- **WORK ITEM**
Every record must be output verbatim in the reply.

─── EXTRACTED RECORDS

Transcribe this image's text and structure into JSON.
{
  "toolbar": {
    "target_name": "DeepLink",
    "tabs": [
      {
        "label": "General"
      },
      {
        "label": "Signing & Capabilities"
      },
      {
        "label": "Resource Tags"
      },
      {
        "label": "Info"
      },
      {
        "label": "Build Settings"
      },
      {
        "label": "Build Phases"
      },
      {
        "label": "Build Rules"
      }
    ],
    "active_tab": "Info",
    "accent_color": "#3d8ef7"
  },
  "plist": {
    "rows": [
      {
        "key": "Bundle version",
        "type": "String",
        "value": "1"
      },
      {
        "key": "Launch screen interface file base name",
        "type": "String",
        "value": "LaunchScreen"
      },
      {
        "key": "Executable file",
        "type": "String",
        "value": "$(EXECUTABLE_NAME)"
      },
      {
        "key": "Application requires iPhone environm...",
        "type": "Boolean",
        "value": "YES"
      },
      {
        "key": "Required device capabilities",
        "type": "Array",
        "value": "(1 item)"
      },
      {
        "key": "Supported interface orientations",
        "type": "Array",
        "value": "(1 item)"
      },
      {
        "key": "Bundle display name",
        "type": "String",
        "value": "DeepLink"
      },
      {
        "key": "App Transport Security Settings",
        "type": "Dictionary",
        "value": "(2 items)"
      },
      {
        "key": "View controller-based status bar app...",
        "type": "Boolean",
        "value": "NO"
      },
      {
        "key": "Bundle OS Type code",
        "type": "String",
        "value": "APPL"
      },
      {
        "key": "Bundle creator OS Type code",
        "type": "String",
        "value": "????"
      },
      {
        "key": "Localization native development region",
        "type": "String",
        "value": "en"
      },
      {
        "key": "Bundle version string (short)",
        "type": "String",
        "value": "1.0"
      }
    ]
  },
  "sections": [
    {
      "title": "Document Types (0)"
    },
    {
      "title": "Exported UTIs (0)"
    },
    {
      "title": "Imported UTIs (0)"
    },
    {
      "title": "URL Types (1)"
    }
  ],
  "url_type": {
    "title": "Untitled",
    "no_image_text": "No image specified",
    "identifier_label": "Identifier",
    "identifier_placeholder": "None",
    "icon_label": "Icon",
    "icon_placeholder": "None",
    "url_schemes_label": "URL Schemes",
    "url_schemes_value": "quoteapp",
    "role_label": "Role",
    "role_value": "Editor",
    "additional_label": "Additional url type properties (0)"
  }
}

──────

- **REPLY TO THE TASK**
Transcribe this image's text and structure into JSON.
{
  "toolbar": {
    "target_name": "DeepLink",
    "tabs": [
      {
        "label": "General"
      },
      {
        "label": "Signing & Capabilities"
      },
      {
        "label": "Resource Tags"
      },
      {
        "label": "Info"
      },
      {
        "label": "Build Settings"
      },
      {
        "label": "Build Phases"
      },
      {
        "label": "Build Rules"
      }
    ],
    "active_tab": "Info",
    "accent_color": "#3d8ef7"
  },
  "plist": {
    "rows": [
      {
        "key": "Bundle version",
        "type": "String",
        "value": "1"
      },
      {
        "key": "Launch screen interface file base name",
        "type": "String",
        "value": "LaunchScreen"
      },
      {
        "key": "Executable file",
        "type": "String",
        "value": "$(EXECUTABLE_NAME)"
      },
      {
        "key": "Application requires iPhone environm...",
        "type": "Boolean",
        "value": "YES"
      },
      {
        "key": "Required device capabilities",
        "type": "Array",
        "value": "(1 item)"
      },
      {
        "key": "Supported interface orientations",
        "type": "Array",
        "value": "(1 item)"
      },
      {
        "key": "Bundle display name",
        "type": "String",
        "value": "DeepLink"
      },
      {
        "key": "App Transport Security Settings",
        "type": "Dictionary",
        "value": "(2 items)"
      },
      {
        "key": "View controller-based status bar app...",
        "type": "Boolean",
        "value": "NO"
      },
      {
        "key": "Bundle OS Type code",
        "type": "String",
        "value": "APPL"
      },
      {
        "key": "Bundle creator OS Type code",
        "type": "String",
        "value": "????"
      },
      {
        "key": "Localization native development region",
        "type": "String",
        "value": "en"
      },
      {
        "key": "Bundle version string (short)",
        "type": "String",
        "value": "1.0"
      }
    ]
  },
  "sections": [
    {
      "title": "Document Types (0)"
    },
    {
      "title": "Exported UTIs (0)"
    },
    {
      "title": "Imported UTIs (0)"
    },
    {
      "title": "URL Types (1)"
    }
  ],
  "url_type": {
    "title": "Untitled",
    "no_image_text": "No image specified",
    "identifier_label": "Identifier",
    "identifier_placeholder": "None",
    "icon_label": "Icon",
    "icon_placeholder": "None",
    "url_schemes_label": "URL Schemes",
    "url_schemes_value": "quoteapp",
    "role_label": "Role",
    "role_value": "Editor",
    "additional_label": "Additional url type properties (0)"
  }
}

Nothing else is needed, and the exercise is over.